The proportion of severely obese Americans — those 100 pounds or more overweight — has risen so much since 2000 that the group now constitutes the fastest-growing segment of overweight people, a new study shows.
Researchers RAND Corp. found the percentage of very obese Americans jumped from 3.9 percent of the U.S. population in 2000 to 6.6 percent in 2010 — a rise of about 70 percent.
That means more than 15 million adult Americans are morbidly obese with a body mass index of 40 or more, according to the study published online in the International Journal of Obesity. SPECIAL: These 5 Things Flush 40 lbs. of Fat Out of Your Body — Read More.
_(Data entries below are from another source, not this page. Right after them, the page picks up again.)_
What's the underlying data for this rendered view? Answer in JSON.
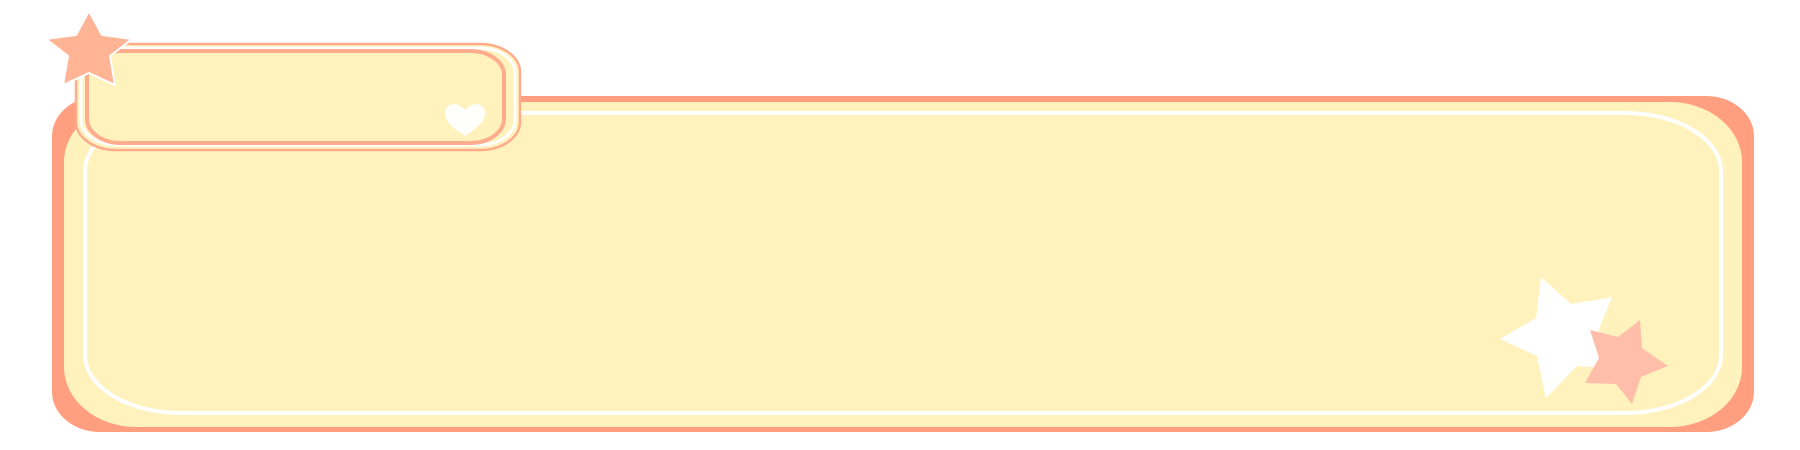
{
  "colors": {
    "background": "#ffffff",
    "panel_outer": "#ff9f80",
    "panel_fill": "#fff2bd",
    "panel_inner_line": "#ffffff",
    "tab_border": "#ffab8d",
    "tab_fill": "#fff2bd",
    "star_orange": "#ffb495",
    "star_white": "#ffffff",
    "star_pink": "#ffbeaa",
    "heart": "#ffffff"
  },
  "decorations": {
    "stars": [
      {
        "name": "top-left-star",
        "color_key": "star_orange"
      },
      {
        "name": "bottom-right-white-star",
        "color_key": "star_white"
      },
      {
        "name": "bottom-right-pink-star",
        "color_key": "star_pink"
      }
    ],
    "heart_icon": "heart-icon"
  }
}
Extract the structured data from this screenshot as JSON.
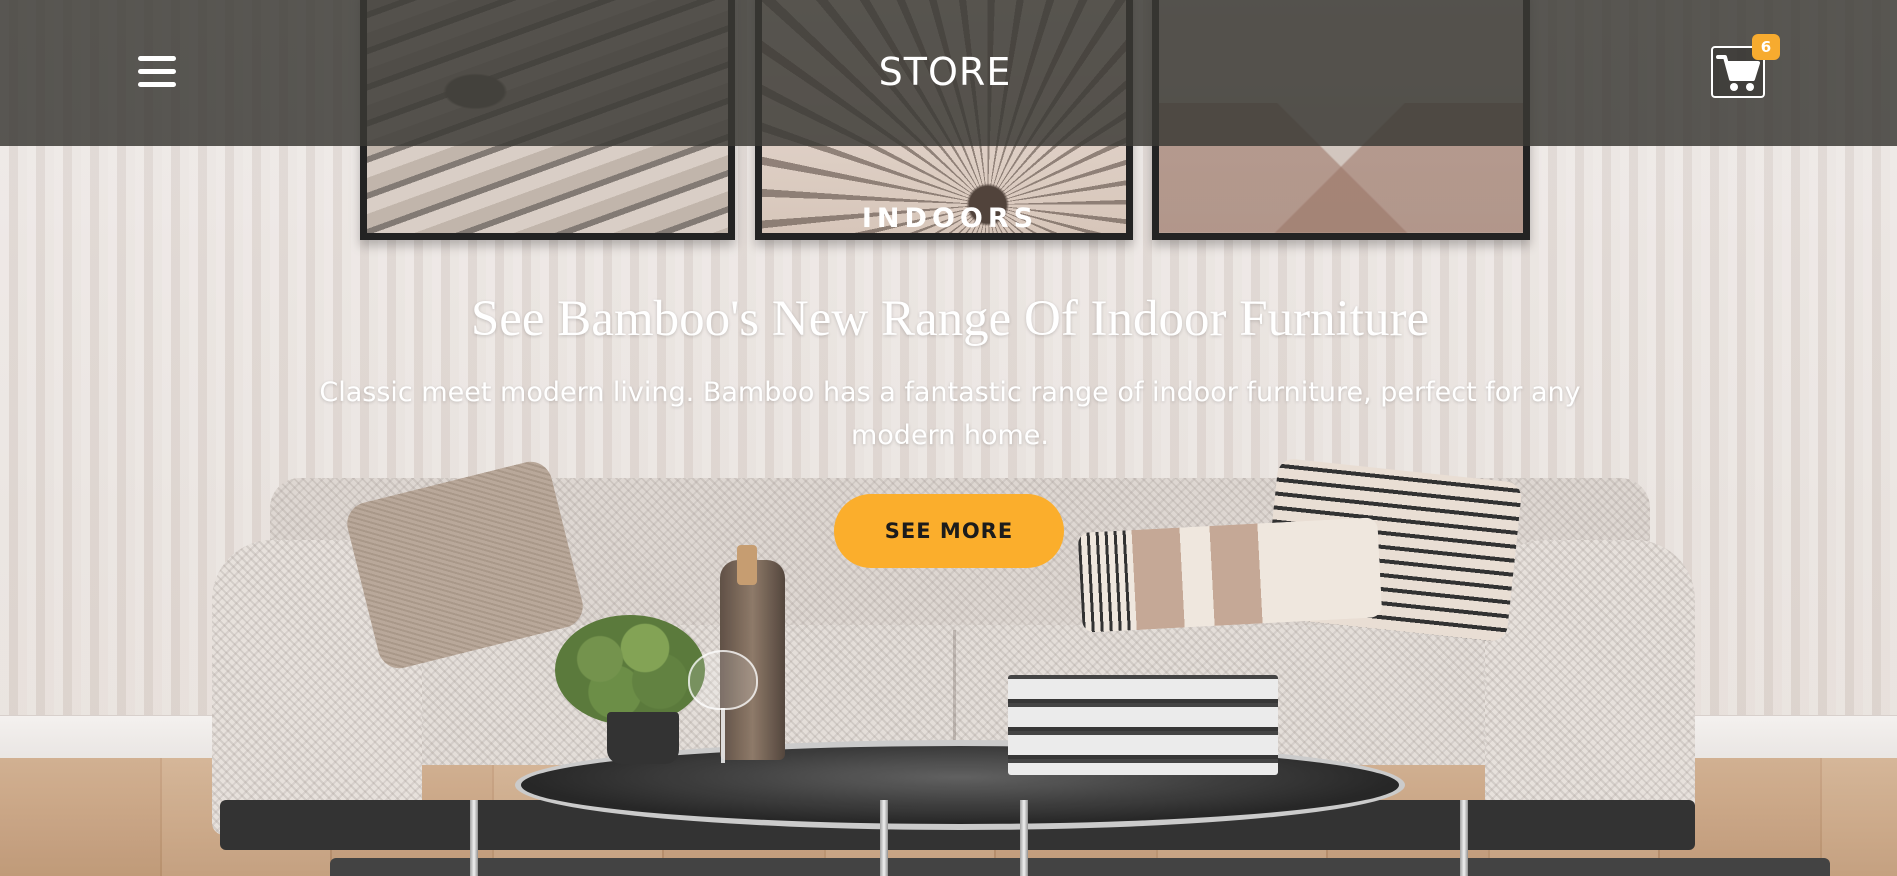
{
  "header": {
    "brand": "STORE",
    "menu_icon": "hamburger-menu-icon",
    "cart_icon": "shopping-cart-icon",
    "cart_count": "6"
  },
  "hero": {
    "eyebrow": "INDOORS",
    "headline": "See Bamboo's New Range Of Indoor Furniture",
    "subtext": "Classic meet modern living. Bamboo has a fantastic range of indoor furniture, perfect for any modern home.",
    "cta_label": "SEE MORE",
    "background_image": "living-room-sofa-photo"
  },
  "colors": {
    "header_bg": "#3a3935",
    "accent": "#fbae2c",
    "text": "#ffffff"
  }
}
The only good news: Beginning in 2005, the rate of increase began slowing.
"The proportion of people at the high end of the weight scale continues to increase faster than any other group of obese people, despite increased public attention on the risks of obesity," said lead researcher Roland Sturm, a senior economist at the nonprofit research organization. "But for the first time in the past 20 years there is evidence the trend is slowing."
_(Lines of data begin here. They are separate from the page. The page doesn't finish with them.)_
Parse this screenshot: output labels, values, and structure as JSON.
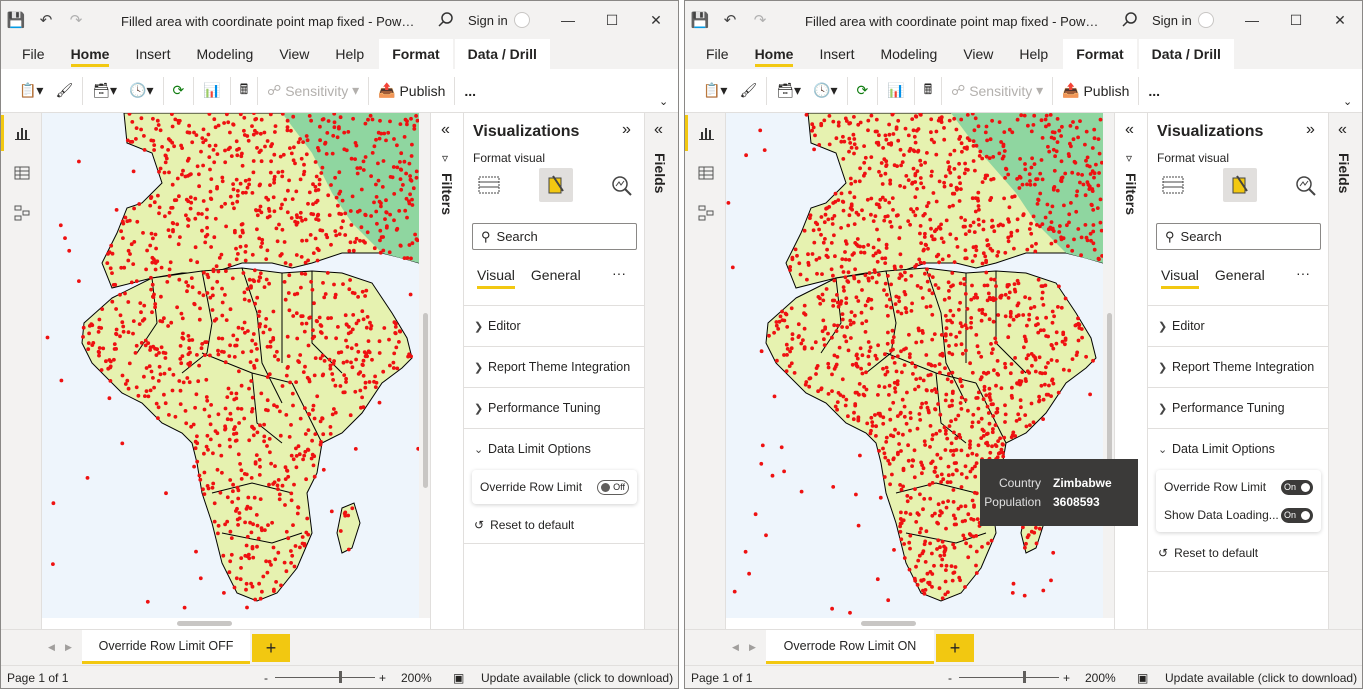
{
  "colors": {
    "accent": "#f2c811",
    "map_fill": "#e6f2b0",
    "map_fill_green": "#8fd6a0",
    "point": "#ee1111",
    "ocean": "#eef5fc"
  },
  "windows": [
    {
      "title": "Filled area with coordinate point map fixed - Power BI D...",
      "sign_in": "Sign in",
      "tabs": [
        "File",
        "Home",
        "Insert",
        "Modeling",
        "View",
        "Help",
        "Format",
        "Data / Drill"
      ],
      "ribbon": {
        "sensitivity": "Sensitivity",
        "publish": "Publish",
        "more": "..."
      },
      "filters_label": "Filters",
      "fields_label": "Fields",
      "viz": {
        "title": "Visualizations",
        "sub": "Format visual",
        "search": "Search",
        "tab_visual": "Visual",
        "tab_general": "General",
        "more": "···"
      },
      "sections": [
        "Editor",
        "Report Theme Integration",
        "Performance Tuning",
        "Data Limit Options"
      ],
      "options": [
        {
          "label": "Override Row Limit",
          "state": "Off"
        }
      ],
      "reset": "Reset to default",
      "page_tab": "Override Row Limit OFF",
      "add_page": "+",
      "status": {
        "page": "Page 1 of 1",
        "zoom": "200%",
        "update": "Update available (click to download)",
        "minus": "-",
        "plus": "+"
      }
    },
    {
      "title": "Filled area with coordinate point map fixed - Power BI D...",
      "sign_in": "Sign in",
      "tabs": [
        "File",
        "Home",
        "Insert",
        "Modeling",
        "View",
        "Help",
        "Format",
        "Data / Drill"
      ],
      "ribbon": {
        "sensitivity": "Sensitivity",
        "publish": "Publish",
        "more": "..."
      },
      "filters_label": "Filters",
      "fields_label": "Fields",
      "viz": {
        "title": "Visualizations",
        "sub": "Format visual",
        "search": "Search",
        "tab_visual": "Visual",
        "tab_general": "General",
        "more": "···"
      },
      "sections": [
        "Editor",
        "Report Theme Integration",
        "Performance Tuning",
        "Data Limit Options"
      ],
      "options": [
        {
          "label": "Override Row Limit",
          "state": "On"
        },
        {
          "label": "Show Data Loading...",
          "state": "On"
        }
      ],
      "reset": "Reset to default",
      "page_tab": "Overrode Row Limit ON",
      "add_page": "+",
      "status": {
        "page": "Page 1 of 1",
        "zoom": "200%",
        "update": "Update available (click to download)",
        "minus": "-",
        "plus": "+"
      },
      "tooltip": {
        "k1": "Country",
        "v1": "Zimbabwe",
        "k2": "Population",
        "v2": "3608593"
      }
    }
  ]
}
The results showed wide differences in gender and ethnicity. The rate of severe obesity was about 50 percent higher among women than men, and about twice as high among blacks as Hispanics or whites. For all levels of obesity, the increases were faster among age groups younger than 40.
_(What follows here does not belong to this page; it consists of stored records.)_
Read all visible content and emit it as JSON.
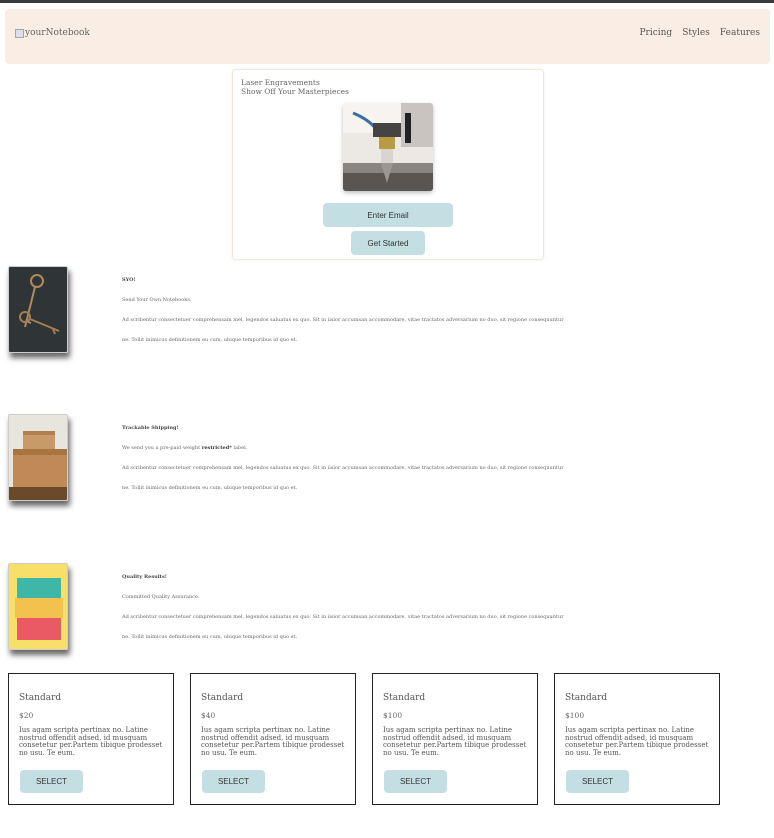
{
  "header": {
    "brand": "yourNotebook",
    "nav": [
      "Pricing",
      "Styles",
      "Features"
    ]
  },
  "hero": {
    "line1": "Laser Engravements",
    "line2": "Show Off Your Masterpieces",
    "email_button": "Enter Email",
    "start_button": "Get Started"
  },
  "features": [
    {
      "title": "SYO!",
      "subtitle": "Send Your Own Notebooks.",
      "body1": "Ad scribentur consectetuer comprehensam mel, legendos saluatus ex quo. Sit in iisior accumsan accommodare, vitae tractatos adversarium no duo, sit regione consequuntur",
      "body2": "ne. Tollit inimicus definitionem eu cum, ubique temporibus id quo et."
    },
    {
      "title": "Trackable Shipping!",
      "subtitle_prefix": "We send you a pre-paid weight",
      "subtitle_bold": "restricted*",
      "subtitle_suffix": "label.",
      "body1": "Ad scribentur consectetuer comprehensam mel, legendos saluatus ex quo. Sit in iisior accumsan accommodare, vitae tractatos adversarium no duo, sit regione consequuntur",
      "body2": "ne. Tollit inimicus definitionem eu cum, ubique temporibus id quo et."
    },
    {
      "title": "Quality Results!",
      "subtitle": "Committed Quality Assurance.",
      "body1": "Ad scribentur consectetuer comprehensam mel, legendos saluatus ex quo. Sit in iisior accumsan accommodare, vitae tractatos adversarium no duo, sit regione consequuntur",
      "body2": "ne. Tollit inimicus definitionem eu cum, ubique temporibus id quo et."
    }
  ],
  "plans": [
    {
      "title": "Standard",
      "price": "$20",
      "desc": "Ius agam scripta pertinax no. Latine nostrud offendit adsed, id musquam consetetur per.Partem tibique prodesset no usu. Te eum.",
      "button": "SELECT"
    },
    {
      "title": "Standard",
      "price": "$40",
      "desc": "Ius agam scripta pertinax no. Latine nostrud offendit adsed, id musquam consetetur per.Partem tibique prodesset no usu. Te eum.",
      "button": "SELECT"
    },
    {
      "title": "Standard",
      "price": "$100",
      "desc": "Ius agam scripta pertinax no. Latine nostrud offendit adsed, id musquam consetetur per.Partem tibique prodesset no usu. Te eum.",
      "button": "SELECT"
    },
    {
      "title": "Standard",
      "price": "$100",
      "desc": "Ius agam scripta pertinax no. Latine nostrud offendit adsed, id musquam consetetur per.Partem tibique prodesset no usu. Te eum.",
      "button": "SELECT"
    }
  ]
}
The typical severely obese man weighs 300 pounds at a height of 5 feet 10 inches tall, while the typical severely obese woman weighs 250 pounds at a height of 5 feet 4 inches, researchers noted. SPECIAL: These 5 Things Flush 40 lbs. of Fat Out of Your Body — Read More.